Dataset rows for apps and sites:
---------------

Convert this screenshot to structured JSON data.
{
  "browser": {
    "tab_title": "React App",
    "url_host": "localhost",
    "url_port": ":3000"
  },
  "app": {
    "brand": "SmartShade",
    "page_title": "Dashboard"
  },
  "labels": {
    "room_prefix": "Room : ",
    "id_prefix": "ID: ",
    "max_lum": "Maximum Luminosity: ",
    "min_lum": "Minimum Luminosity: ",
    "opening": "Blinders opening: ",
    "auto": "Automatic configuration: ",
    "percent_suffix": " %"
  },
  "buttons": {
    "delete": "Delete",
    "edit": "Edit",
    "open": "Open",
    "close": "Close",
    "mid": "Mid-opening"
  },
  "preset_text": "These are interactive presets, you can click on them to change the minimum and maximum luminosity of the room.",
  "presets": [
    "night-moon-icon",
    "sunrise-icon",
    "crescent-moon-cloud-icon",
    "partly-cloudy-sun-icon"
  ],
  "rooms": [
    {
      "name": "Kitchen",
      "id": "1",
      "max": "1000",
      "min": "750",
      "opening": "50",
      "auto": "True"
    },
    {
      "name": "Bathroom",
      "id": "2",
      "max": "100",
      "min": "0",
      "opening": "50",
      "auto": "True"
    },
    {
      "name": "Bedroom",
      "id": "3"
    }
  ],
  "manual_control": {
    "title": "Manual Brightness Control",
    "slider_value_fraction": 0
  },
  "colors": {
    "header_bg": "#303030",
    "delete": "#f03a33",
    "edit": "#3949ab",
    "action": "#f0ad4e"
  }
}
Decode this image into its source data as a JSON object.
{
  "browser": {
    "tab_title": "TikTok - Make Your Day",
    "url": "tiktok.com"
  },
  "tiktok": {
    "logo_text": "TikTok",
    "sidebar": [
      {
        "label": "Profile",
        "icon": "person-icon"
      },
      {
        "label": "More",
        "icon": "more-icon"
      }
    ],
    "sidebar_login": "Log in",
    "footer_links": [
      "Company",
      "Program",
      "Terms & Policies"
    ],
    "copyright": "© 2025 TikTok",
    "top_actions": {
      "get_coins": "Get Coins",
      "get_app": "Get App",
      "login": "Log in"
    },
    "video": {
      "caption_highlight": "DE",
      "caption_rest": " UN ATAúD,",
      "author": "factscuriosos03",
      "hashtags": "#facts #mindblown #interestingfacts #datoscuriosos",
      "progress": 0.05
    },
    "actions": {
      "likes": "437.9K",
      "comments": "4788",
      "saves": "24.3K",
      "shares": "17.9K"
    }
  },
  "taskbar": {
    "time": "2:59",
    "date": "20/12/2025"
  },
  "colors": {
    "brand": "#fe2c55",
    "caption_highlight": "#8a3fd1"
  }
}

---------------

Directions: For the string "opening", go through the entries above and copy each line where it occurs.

Written response:
    "opening": "Blinders opening: ",
    "mid": "Mid-opening"
      "opening": "50",
      "opening": "50",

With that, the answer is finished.